If you’ve been to Austin, you’ve probably seen a mural by Raul Valdez. They grace Capital Metro headquarters, the University of Texas’ School of Social Work (pictured), and Pan Am Recreation Center in East Austin, among other locales, and focus on themes of social justice and human rights. The 66-year-old artist led the Veterans Peace Convoy to Nicaragua in the 1980s and taught for 12 years at Austin Community College. His most recent project was a collaboration with the Iraqi Young Leader Exchange Program in which he introduced students to activism through painting.
“I remember coming across history books, and eventually I stumbled upon something that had to do with my cultural heritage. My family goes back to Texas forever. We’re from Texas before it was Texas. And I said, ‘Wait a minute, I didn’t know about this, why haven’t I learned this in school?’
“I felt we were being neglected. We would be punished for speaking Spanish, writing a hundred times on the board, ‘I must not speak Spanish, I must not speak Spanish.’ It was forced upon us, that European language.

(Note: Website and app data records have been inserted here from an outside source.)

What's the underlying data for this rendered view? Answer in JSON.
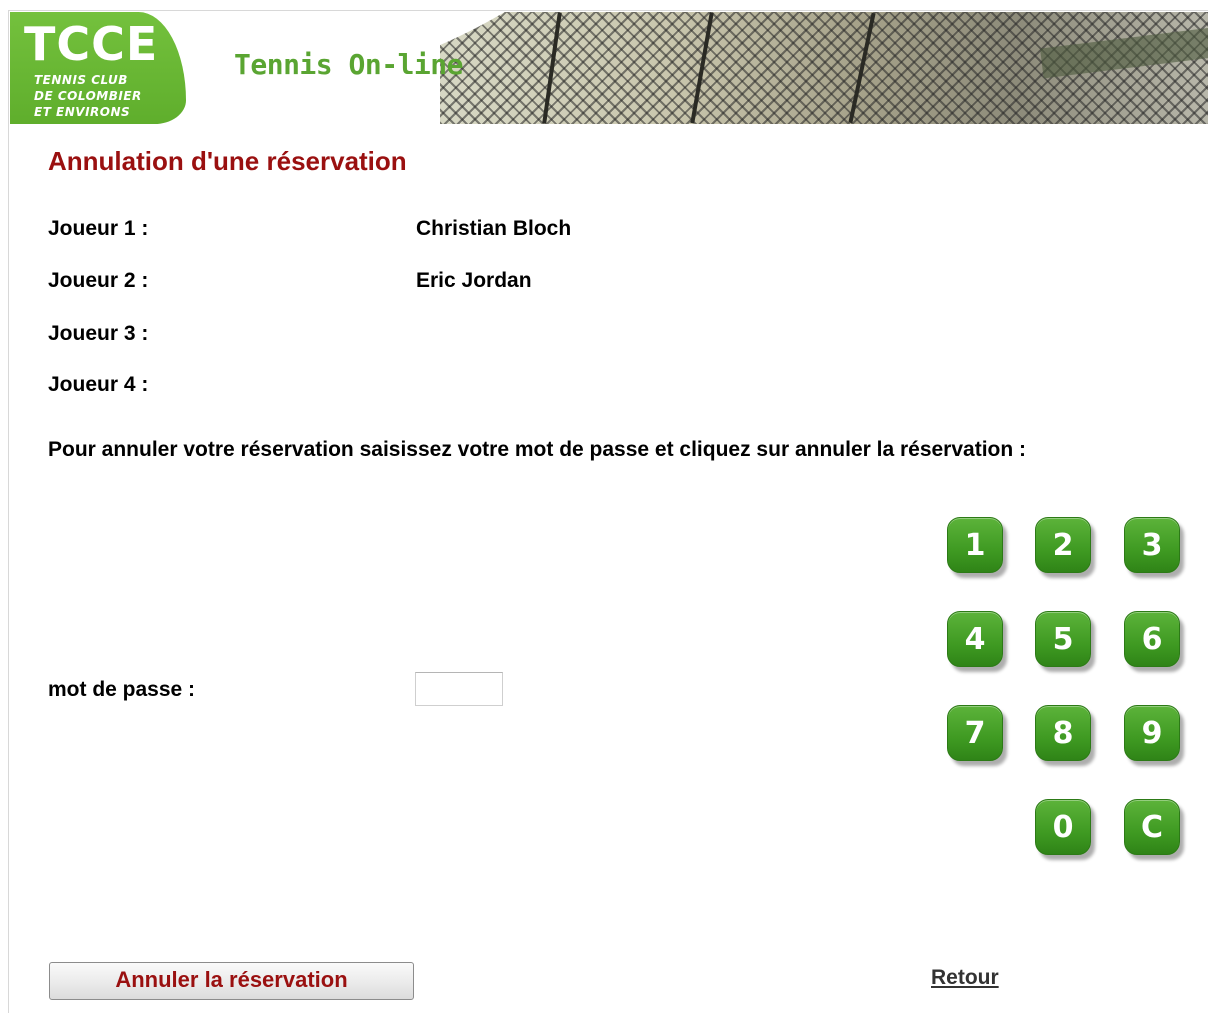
{
  "header": {
    "logo_text": "TCCE",
    "logo_subtitle": [
      "TENNIS CLUB",
      "DE COLOMBIER",
      "ET ENVIRONS"
    ],
    "app_title": "Tennis On-line"
  },
  "page": {
    "title": "Annulation d'une réservation"
  },
  "players": [
    {
      "label": "Joueur 1 :",
      "name": "Christian Bloch"
    },
    {
      "label": "Joueur 2 :",
      "name": "Eric Jordan"
    },
    {
      "label": "Joueur 3 :",
      "name": ""
    },
    {
      "label": "Joueur 4 :",
      "name": ""
    }
  ],
  "instruction": "Pour annuler votre réservation saisissez votre mot de passe et cliquez sur annuler la réservation :",
  "password": {
    "label": "mot de passe :",
    "value": ""
  },
  "keypad": {
    "keys": [
      "1",
      "2",
      "3",
      "4",
      "5",
      "6",
      "7",
      "8",
      "9",
      "0",
      "C"
    ]
  },
  "actions": {
    "cancel_label": "Annuler la réservation",
    "back_label": "Retour"
  },
  "colors": {
    "title_red": "#9a1010",
    "brand_green": "#5aa532",
    "key_green": "#3f9a22"
  }
}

“During high school I joined a rock and roll band. There was a big march in Del Rio in 1967 that I participated in, probably 3,000 people there. A friend of mine had a hearse that he used to help move our instruments, so at this march they had a funeral procession where the hearse was leading the way with a dead rabbit named Justice inside. They were going to go bury Justice. It was a pretty thrilling and motivating time. I’d never marched in a demonstration before, I’d never even seen one.
“I eventually registered for college and continued playing in a band, which was a bad combination because I ended up getting drafted for flunking out. Almost everyone in my family served, and in a way … I felt it was my turn, that I had to go and serve, but there was resistance in me because it wasn’t the same. And I found out as soon as I got to Vietnam that it wasn’t. We didn’t belong there, in my opinion, but of course one of the most unpopular things is to be in favor of peace.

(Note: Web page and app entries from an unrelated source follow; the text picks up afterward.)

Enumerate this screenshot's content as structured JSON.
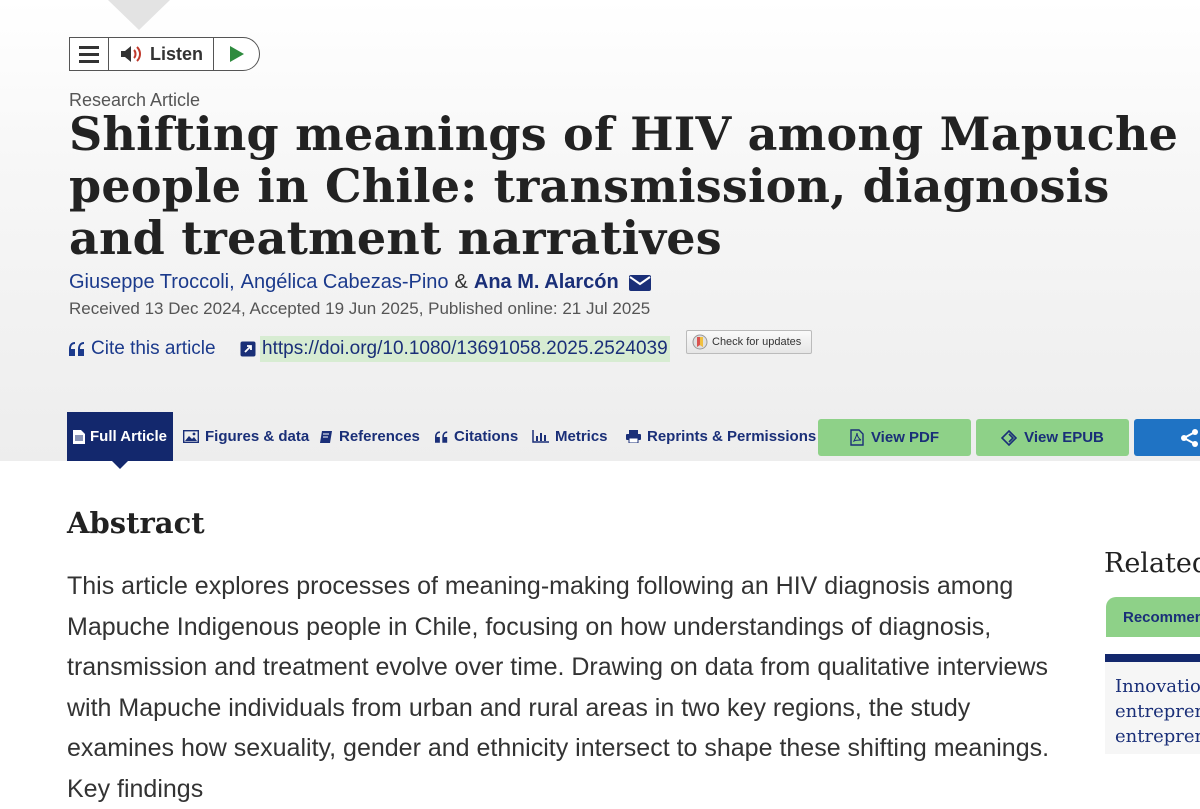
{
  "listen_widget": {
    "label": "Listen"
  },
  "article": {
    "type": "Research Article",
    "title": "Shifting meanings of HIV among Mapuche people in Chile: transmission, diagnosis and treatment narratives",
    "authors": [
      "Giuseppe Troccoli",
      "Angélica Cabezas-Pino",
      "Ana M. Alarcón"
    ],
    "author_separator": ",",
    "author_conjunction": "&",
    "dates": "Received 13 Dec 2024, Accepted 19 Jun 2025, Published online: 21 Jul 2025",
    "cite_label": "Cite this article",
    "doi": "https://doi.org/10.1080/13691058.2025.2524039",
    "check_updates_label": "Check for updates"
  },
  "tabs": [
    {
      "label": "Full Article",
      "icon": "document-icon",
      "active": true
    },
    {
      "label": "Figures & data",
      "icon": "image-icon"
    },
    {
      "label": "References",
      "icon": "book-icon"
    },
    {
      "label": "Citations",
      "icon": "quote-icon"
    },
    {
      "label": "Metrics",
      "icon": "bar-chart-icon"
    },
    {
      "label": "Reprints & Permissions",
      "icon": "printer-icon"
    }
  ],
  "actions": {
    "view_pdf": "View PDF",
    "view_epub": "View EPUB"
  },
  "abstract": {
    "heading": "Abstract",
    "text": "This article explores processes of meaning-making following an HIV diagnosis among Mapuche Indigenous people in Chile, focusing on how understandings of diagnosis, transmission and treatment evolve over time. Drawing on data from qualitative interviews with Mapuche individuals from urban and rural areas in two key regions, the study examines how sexuality, gender and ethnicity intersect to shape these shifting meanings. Key findings"
  },
  "sidebar": {
    "heading": "Related",
    "tab_label": "Recommen",
    "card_lines": [
      "Innovation",
      "entreprene",
      "entreprene"
    ]
  },
  "colors": {
    "navy": "#13286d",
    "link": "#1b3a8c",
    "green": "#8ed188",
    "share_blue": "#1f73c4"
  }
}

“I returned from Vietnam and studied the Mexican muralists of the Mexican Revolution and their service—the way they provided artwork, these didactic pieces that would educate people and inform them in a time when Mexico had been under a dictator for so long that few of the people read. Back then a lot of people didn’t know how to read, these murals served a purpose. They were an educational tool … they were informative historically, politically. They were about information that had been neglected and forgotten.

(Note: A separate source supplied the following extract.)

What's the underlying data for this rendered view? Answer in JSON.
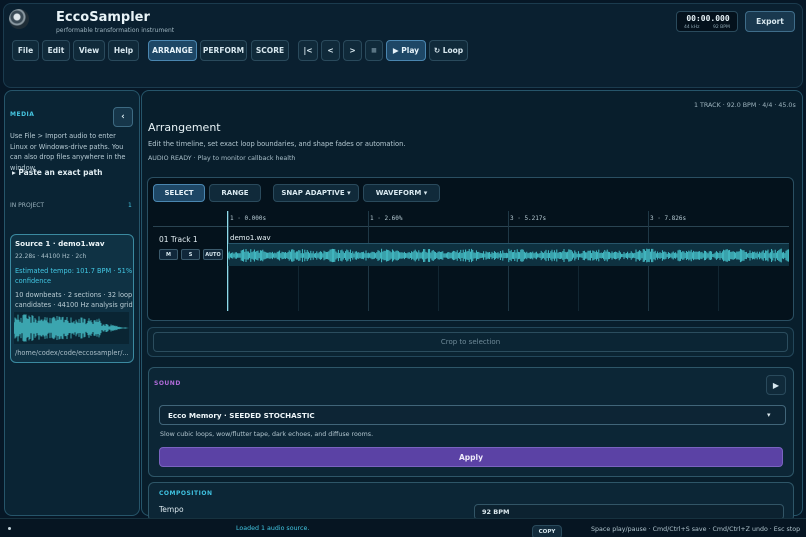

“So I was definitely influenced by that. When I came to Austin for graduate school I was into creative activism and how to apply it. We did a survey and started knocking on people’s doors. Of course we were going to change the world and make it all better. That was the idealist in me, and maybe a little too altruistic, but that approach works. It certainly helps to think that way and believe and have faith that we can contribute. Whenever I do a mural or public art piece, I hardly ever come up with my own ideas for the whole thing. Even for this mural for the School of Social Work, I interviewed people and asked people what they thought I should include, stories, ideas, issues. So I have a participatory project model that I employ. It seems to have been working out, because people assume ownership, they feel ownership with the pieces.”